EP1642851A2 *Nov 29, 2001Apr 5, 2006Solid Systems Engineering CompanyRoller bed for a conveyor belt system
WO2014039385A1 *Aug 30, 2013Mar 13, 2014Asgco Manufacturing, Inc.Conveyor belt cradle impact bed
Classifications
U.S. Classification198/823, 198/841
International ClassificationB65G39/06, B65G15/62
Cooperative ClassificationB65G15/62, B65G2201/04, B65G39/06, B65G2207/28
European ClassificationB65G15/62, B65G39/06
Legal Events
DateCodeEventDescription
Jan 23, 2007FPExpired due to failure to pay maintenance fee
Effective date: 20061129
Nov 29, 2006LAPSLapse for failure to pay maintenance fees
Jun 14, 2006REMIMaintenance fee reminder mailed
May 2, 2002FPAYFee payment
Year of fee payment: 8

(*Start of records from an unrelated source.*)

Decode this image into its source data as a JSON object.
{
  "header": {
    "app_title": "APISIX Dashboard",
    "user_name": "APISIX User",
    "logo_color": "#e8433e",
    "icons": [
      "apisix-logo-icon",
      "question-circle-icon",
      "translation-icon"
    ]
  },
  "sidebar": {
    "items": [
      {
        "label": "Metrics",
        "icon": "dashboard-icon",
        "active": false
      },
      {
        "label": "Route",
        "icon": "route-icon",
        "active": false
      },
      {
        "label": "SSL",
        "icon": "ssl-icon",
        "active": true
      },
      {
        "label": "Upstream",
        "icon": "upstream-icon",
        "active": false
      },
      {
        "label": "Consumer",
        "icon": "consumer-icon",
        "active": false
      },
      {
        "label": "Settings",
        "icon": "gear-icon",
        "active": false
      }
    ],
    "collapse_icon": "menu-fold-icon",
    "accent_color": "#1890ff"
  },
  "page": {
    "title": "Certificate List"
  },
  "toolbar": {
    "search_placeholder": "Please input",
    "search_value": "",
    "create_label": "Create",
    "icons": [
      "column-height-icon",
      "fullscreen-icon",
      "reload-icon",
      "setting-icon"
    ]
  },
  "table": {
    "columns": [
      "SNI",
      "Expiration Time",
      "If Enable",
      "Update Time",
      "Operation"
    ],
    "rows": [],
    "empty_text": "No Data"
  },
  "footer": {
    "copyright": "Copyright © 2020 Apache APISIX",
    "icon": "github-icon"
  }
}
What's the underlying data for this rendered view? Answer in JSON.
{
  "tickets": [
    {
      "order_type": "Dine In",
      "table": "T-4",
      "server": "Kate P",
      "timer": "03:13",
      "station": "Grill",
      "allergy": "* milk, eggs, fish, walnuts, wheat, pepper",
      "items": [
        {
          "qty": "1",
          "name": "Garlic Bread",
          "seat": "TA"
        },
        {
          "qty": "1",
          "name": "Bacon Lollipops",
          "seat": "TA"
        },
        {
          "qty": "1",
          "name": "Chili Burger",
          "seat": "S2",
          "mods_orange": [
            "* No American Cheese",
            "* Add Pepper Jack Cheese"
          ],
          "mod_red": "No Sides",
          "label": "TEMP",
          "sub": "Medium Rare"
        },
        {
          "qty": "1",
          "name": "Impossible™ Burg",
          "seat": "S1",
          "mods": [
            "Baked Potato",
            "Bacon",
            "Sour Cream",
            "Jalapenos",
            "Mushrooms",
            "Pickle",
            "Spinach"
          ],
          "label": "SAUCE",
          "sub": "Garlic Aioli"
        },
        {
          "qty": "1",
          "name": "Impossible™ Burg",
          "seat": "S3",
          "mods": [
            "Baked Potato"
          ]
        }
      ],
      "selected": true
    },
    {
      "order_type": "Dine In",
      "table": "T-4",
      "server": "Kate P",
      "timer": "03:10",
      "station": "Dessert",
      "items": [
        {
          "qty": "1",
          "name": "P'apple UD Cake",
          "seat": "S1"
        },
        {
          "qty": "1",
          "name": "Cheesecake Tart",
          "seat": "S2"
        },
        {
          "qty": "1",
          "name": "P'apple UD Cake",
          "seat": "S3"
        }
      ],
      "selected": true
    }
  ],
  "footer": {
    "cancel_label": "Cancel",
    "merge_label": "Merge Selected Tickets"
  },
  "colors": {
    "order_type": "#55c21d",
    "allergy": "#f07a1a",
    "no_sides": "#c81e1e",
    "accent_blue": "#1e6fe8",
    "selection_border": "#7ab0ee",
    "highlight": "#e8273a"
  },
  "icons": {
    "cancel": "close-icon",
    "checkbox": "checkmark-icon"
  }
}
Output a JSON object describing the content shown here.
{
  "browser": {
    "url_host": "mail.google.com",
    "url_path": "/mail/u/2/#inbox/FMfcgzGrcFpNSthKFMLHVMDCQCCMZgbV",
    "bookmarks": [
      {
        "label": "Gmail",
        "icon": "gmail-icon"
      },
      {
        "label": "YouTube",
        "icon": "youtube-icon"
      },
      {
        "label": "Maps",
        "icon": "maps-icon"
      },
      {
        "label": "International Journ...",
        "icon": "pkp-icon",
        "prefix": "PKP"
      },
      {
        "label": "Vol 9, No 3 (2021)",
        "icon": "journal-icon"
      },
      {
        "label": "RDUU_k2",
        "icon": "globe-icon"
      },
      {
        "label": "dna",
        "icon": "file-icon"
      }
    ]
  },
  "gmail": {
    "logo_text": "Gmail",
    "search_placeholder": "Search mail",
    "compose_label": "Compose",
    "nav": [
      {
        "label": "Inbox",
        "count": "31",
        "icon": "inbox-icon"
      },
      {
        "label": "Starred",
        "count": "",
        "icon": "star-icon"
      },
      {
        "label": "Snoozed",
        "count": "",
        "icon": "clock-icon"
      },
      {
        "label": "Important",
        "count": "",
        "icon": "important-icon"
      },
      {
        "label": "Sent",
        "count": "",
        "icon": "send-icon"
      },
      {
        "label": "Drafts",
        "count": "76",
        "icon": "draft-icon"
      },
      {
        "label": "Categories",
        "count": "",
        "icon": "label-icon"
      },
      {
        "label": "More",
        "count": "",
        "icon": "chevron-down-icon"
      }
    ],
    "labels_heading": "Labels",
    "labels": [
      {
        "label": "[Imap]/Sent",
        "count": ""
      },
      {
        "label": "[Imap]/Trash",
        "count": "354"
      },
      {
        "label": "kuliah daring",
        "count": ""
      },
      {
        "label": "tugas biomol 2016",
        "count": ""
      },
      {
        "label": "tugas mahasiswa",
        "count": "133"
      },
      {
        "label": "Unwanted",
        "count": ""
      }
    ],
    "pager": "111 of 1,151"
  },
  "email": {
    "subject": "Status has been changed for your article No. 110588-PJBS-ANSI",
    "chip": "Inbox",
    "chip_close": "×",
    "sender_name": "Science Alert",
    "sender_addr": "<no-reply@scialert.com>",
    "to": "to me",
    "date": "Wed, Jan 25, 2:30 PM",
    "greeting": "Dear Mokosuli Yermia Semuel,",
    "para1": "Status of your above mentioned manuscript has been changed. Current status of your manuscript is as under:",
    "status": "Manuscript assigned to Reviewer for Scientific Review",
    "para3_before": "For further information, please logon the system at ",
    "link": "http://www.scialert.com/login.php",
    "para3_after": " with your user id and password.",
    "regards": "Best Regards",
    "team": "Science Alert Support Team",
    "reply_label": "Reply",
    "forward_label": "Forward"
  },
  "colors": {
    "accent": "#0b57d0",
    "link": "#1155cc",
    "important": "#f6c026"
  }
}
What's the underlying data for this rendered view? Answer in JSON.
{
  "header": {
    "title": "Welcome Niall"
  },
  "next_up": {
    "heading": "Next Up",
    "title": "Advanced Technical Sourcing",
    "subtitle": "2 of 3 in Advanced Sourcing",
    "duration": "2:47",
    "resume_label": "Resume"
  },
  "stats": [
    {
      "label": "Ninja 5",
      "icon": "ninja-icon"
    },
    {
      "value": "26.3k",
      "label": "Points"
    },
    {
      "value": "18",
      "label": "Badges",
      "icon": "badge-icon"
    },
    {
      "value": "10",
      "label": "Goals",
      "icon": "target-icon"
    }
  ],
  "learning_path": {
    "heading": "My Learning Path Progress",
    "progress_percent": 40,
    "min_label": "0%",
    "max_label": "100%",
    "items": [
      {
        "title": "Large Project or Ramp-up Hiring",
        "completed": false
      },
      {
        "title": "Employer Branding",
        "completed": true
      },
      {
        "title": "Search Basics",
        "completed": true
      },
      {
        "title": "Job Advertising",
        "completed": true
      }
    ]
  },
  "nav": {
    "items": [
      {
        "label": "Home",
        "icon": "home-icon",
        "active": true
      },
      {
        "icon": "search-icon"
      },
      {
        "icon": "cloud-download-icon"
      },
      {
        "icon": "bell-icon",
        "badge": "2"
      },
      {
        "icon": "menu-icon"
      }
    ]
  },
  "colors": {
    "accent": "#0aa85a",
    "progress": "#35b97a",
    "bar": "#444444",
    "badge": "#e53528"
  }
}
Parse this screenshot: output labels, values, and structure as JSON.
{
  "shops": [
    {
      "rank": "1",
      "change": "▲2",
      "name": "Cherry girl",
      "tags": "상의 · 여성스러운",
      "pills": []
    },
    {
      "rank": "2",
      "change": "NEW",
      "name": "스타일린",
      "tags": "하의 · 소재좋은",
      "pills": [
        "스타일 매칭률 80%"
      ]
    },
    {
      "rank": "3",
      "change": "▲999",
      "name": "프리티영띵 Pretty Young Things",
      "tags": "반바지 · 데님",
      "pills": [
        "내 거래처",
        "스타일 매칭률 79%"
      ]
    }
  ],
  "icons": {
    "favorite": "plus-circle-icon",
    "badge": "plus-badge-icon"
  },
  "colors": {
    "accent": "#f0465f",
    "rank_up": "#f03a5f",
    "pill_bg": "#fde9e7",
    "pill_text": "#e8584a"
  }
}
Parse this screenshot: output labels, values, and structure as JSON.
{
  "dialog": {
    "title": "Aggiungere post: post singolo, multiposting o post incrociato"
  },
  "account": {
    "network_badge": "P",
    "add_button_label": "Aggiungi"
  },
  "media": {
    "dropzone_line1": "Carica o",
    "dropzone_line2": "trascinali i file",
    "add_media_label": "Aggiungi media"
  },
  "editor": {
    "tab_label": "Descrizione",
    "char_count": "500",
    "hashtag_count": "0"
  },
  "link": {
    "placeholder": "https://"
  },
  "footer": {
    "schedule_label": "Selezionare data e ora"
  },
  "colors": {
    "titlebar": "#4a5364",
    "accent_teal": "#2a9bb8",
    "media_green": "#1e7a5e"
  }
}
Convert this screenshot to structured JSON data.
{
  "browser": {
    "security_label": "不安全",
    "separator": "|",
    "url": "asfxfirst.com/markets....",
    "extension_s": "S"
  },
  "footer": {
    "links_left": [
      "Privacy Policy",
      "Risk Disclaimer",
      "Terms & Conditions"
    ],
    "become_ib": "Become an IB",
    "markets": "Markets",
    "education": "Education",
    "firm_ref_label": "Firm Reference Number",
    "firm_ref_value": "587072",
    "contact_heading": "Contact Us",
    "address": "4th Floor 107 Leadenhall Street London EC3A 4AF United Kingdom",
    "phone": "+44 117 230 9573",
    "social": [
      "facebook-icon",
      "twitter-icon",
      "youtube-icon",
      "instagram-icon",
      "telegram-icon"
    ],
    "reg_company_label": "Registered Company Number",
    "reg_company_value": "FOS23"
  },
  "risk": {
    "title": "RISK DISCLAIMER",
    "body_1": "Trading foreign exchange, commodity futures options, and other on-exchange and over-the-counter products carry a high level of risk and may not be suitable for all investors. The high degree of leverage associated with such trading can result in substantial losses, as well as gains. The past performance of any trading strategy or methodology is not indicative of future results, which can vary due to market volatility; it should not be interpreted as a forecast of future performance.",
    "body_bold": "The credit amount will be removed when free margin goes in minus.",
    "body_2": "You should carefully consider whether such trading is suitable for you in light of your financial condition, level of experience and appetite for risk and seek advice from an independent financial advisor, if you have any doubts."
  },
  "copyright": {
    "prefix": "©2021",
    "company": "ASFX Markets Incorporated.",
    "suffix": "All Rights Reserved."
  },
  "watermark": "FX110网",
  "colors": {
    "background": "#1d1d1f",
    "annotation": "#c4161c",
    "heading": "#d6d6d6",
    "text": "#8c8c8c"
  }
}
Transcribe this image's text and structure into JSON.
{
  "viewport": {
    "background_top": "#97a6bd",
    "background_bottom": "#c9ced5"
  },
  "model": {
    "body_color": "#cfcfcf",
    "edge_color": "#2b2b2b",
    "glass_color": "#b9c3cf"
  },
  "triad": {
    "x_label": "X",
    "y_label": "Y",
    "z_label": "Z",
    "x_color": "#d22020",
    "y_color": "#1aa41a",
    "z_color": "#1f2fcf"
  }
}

May 18, 1998FPAYFee payment
Year of fee payment: 4